## Available records:
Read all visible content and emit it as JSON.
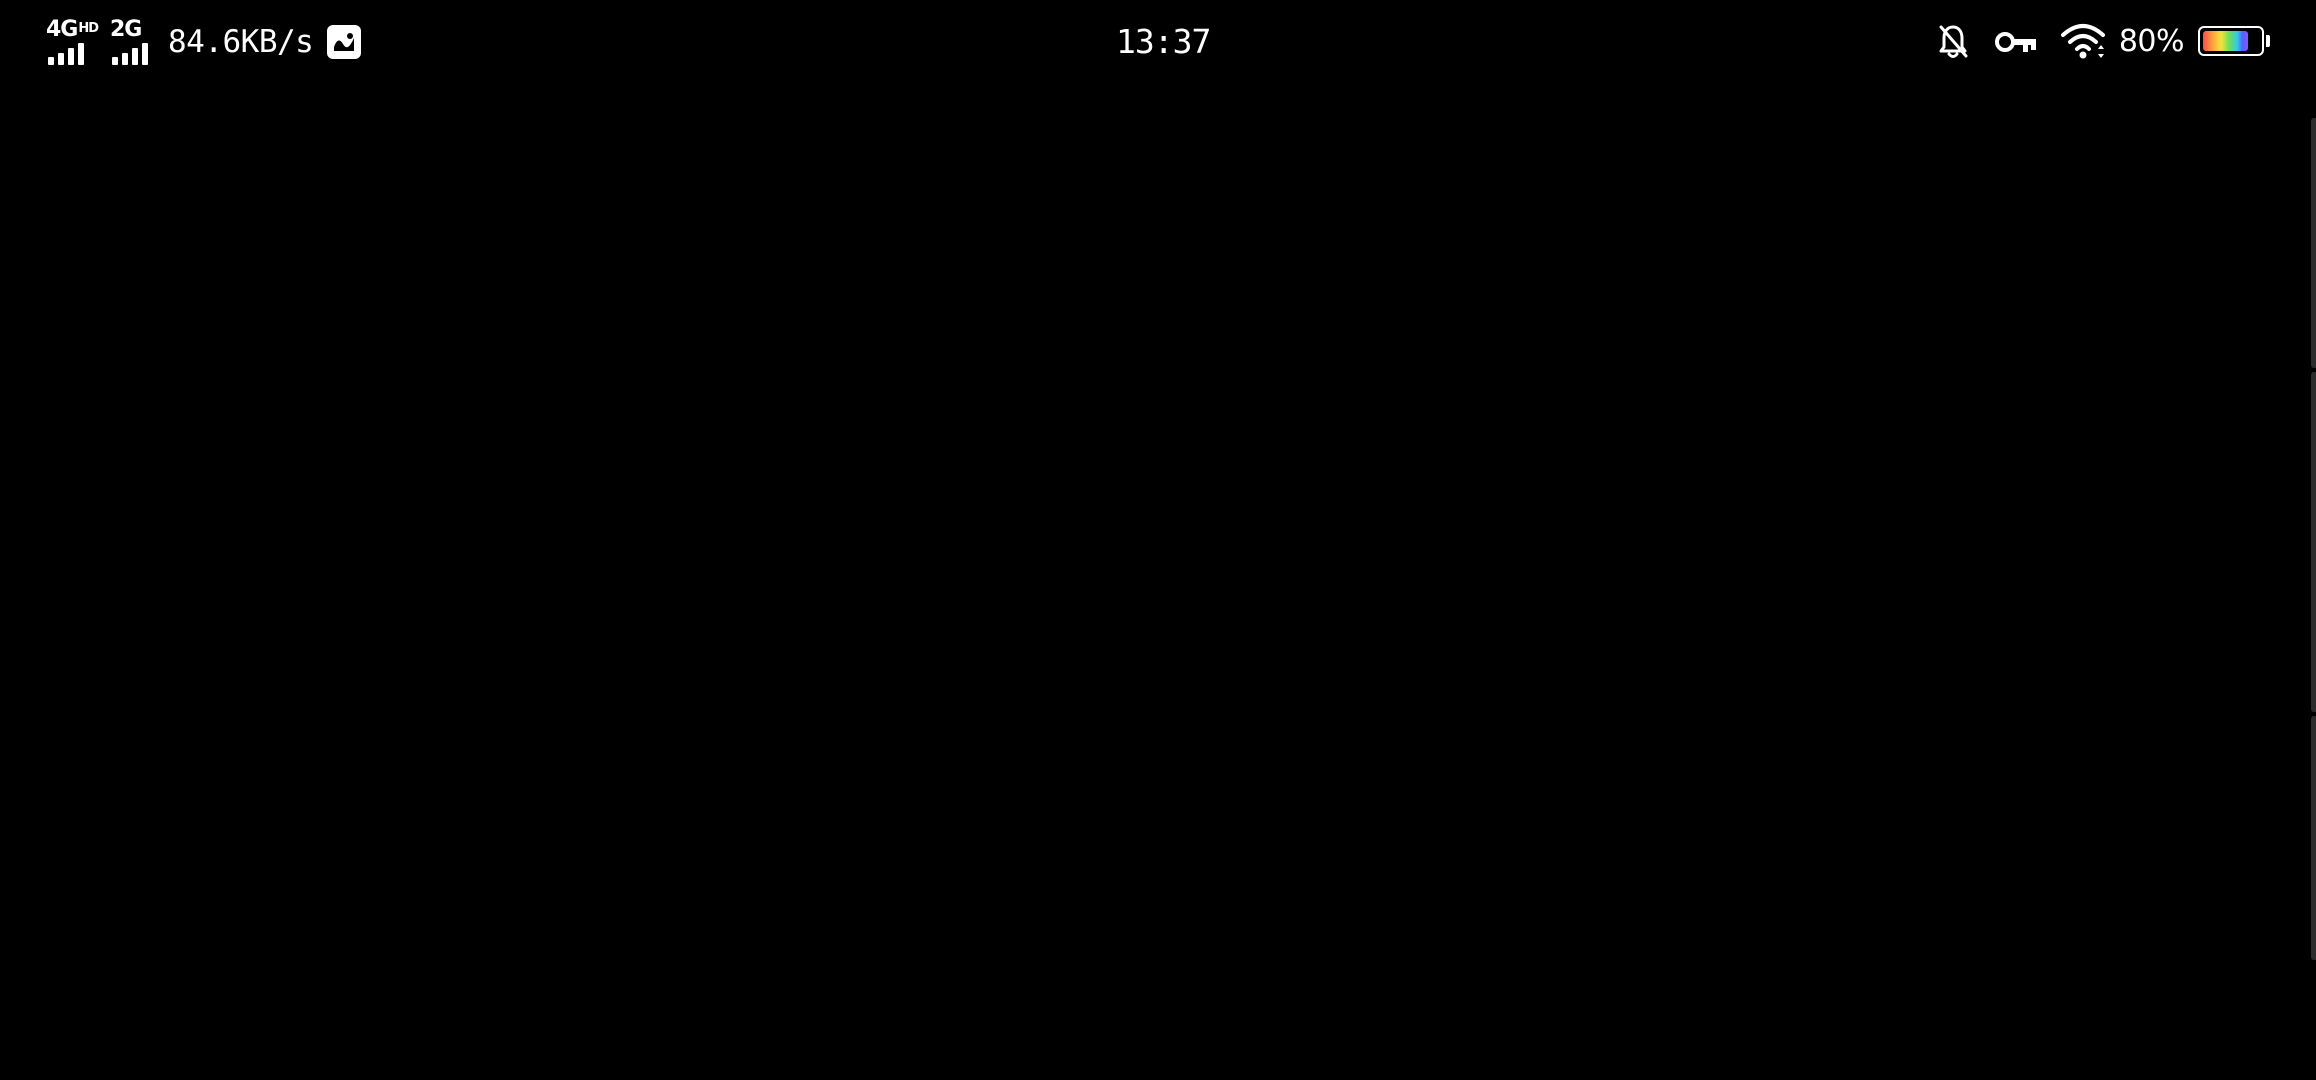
{
  "status_bar": {
    "network": {
      "sim1_label": "4G",
      "sim1_badge": "HD",
      "sim1_level": 4,
      "sim2_label": "2G",
      "sim2_level": 4,
      "speed": "84.6KB/s",
      "notification_icon": "image-app-icon"
    },
    "clock": "13:37",
    "right_icons": [
      "bell-off-icon",
      "vpn-key-icon",
      "wifi-icon"
    ],
    "battery": {
      "percent_text": "80%",
      "level": 0.8
    }
  },
  "colors": {
    "background": "#000000",
    "foreground": "#ffffff",
    "edge_handle": "#2c2c2c"
  }
}
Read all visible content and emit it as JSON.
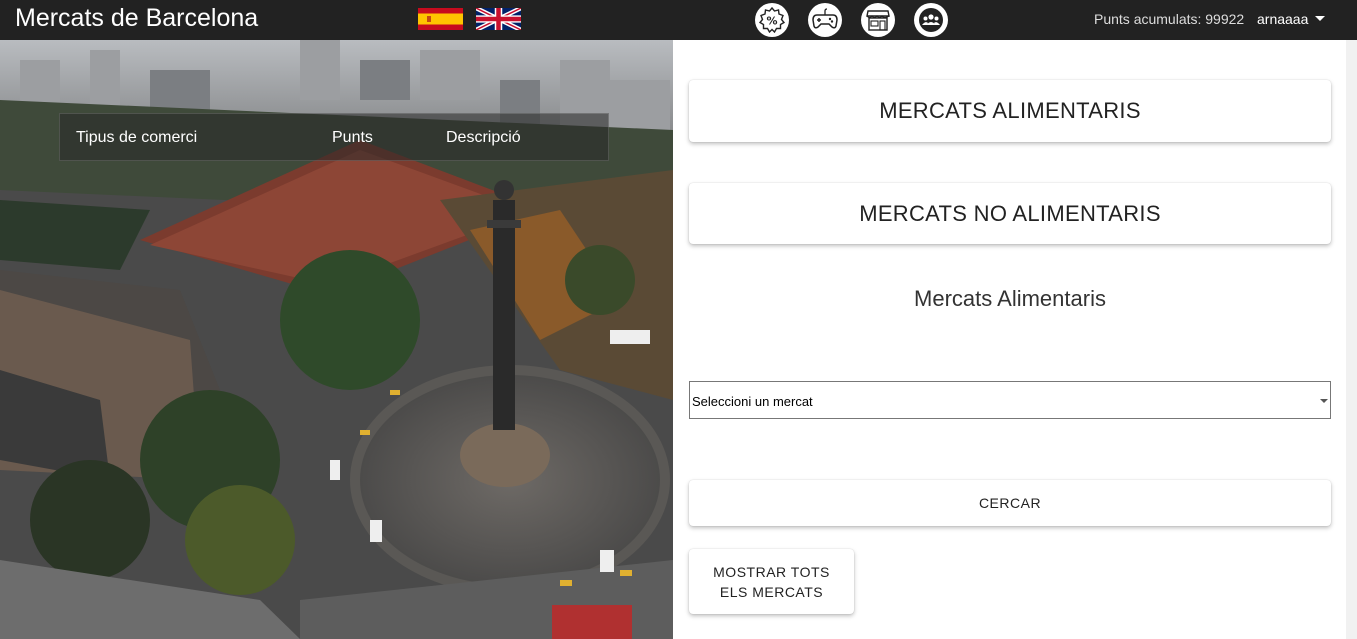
{
  "header": {
    "title": "Mercats de Barcelona",
    "flags": [
      {
        "name": "spain-flag-icon"
      },
      {
        "name": "uk-flag-icon"
      }
    ],
    "nav_icons": [
      "discount-icon",
      "gamepad-icon",
      "store-icon",
      "community-icon"
    ],
    "points_text": "Punts acumulats: 99922",
    "username": "arnaaaa"
  },
  "hero": {
    "nav": [
      "Tipus de comerci",
      "Punts",
      "Descripció"
    ]
  },
  "main": {
    "category_buttons": [
      "MERCATS ALIMENTARIS",
      "MERCATS NO ALIMENTARIS"
    ],
    "section_title": "Mercats Alimentaris",
    "select_value": "Seleccioni un mercat",
    "search_button": "CERCAR",
    "show_all_button": "MOSTRAR TOTS ELS MERCATS"
  },
  "colors": {
    "topbar": "#222222",
    "accent": "#ffffff"
  }
}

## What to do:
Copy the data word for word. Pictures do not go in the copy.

## Answer to this task:
Read all visible content and emit it as JSON.
{
  "status_bar": {
    "network": {
      "sim1_label": "4G",
      "sim1_badge": "HD",
      "sim1_level": 4,
      "sim2_label": "2G",
      "sim2_level": 4,
      "speed": "84.6KB/s",
      "notification_icon": "image-app-icon"
    },
    "clock": "13:37",
    "right_icons": [
      "bell-off-icon",
      "vpn-key-icon",
      "wifi-icon"
    ],
    "battery": {
      "percent_text": "80%",
      "level": 0.8
    }
  },
  "colors": {
    "background": "#000000",
    "foreground": "#ffffff",
    "edge_handle": "#2c2c2c"
  }
}
Read all visible content and emit it as JSON.
{
  "header": {
    "title": "Mercats de Barcelona",
    "flags": [
      {
        "name": "spain-flag-icon"
      },
      {
        "name": "uk-flag-icon"
      }
    ],
    "nav_icons": [
      "discount-icon",
      "gamepad-icon",
      "store-icon",
      "community-icon"
    ],
    "points_text": "Punts acumulats: 99922",
    "username": "arnaaaa"
  },
  "hero": {
    "nav": [
      "Tipus de comerci",
      "Punts",
      "Descripció"
    ]
  },
  "main": {
    "category_buttons": [
      "MERCATS ALIMENTARIS",
      "MERCATS NO ALIMENTARIS"
    ],
    "section_title": "Mercats Alimentaris",
    "select_value": "Seleccioni un mercat",
    "search_button": "CERCAR",
    "show_all_button": "MOSTRAR TOTS ELS MERCATS"
  },
  "colors": {
    "topbar": "#222222",
    "accent": "#ffffff"
  }
}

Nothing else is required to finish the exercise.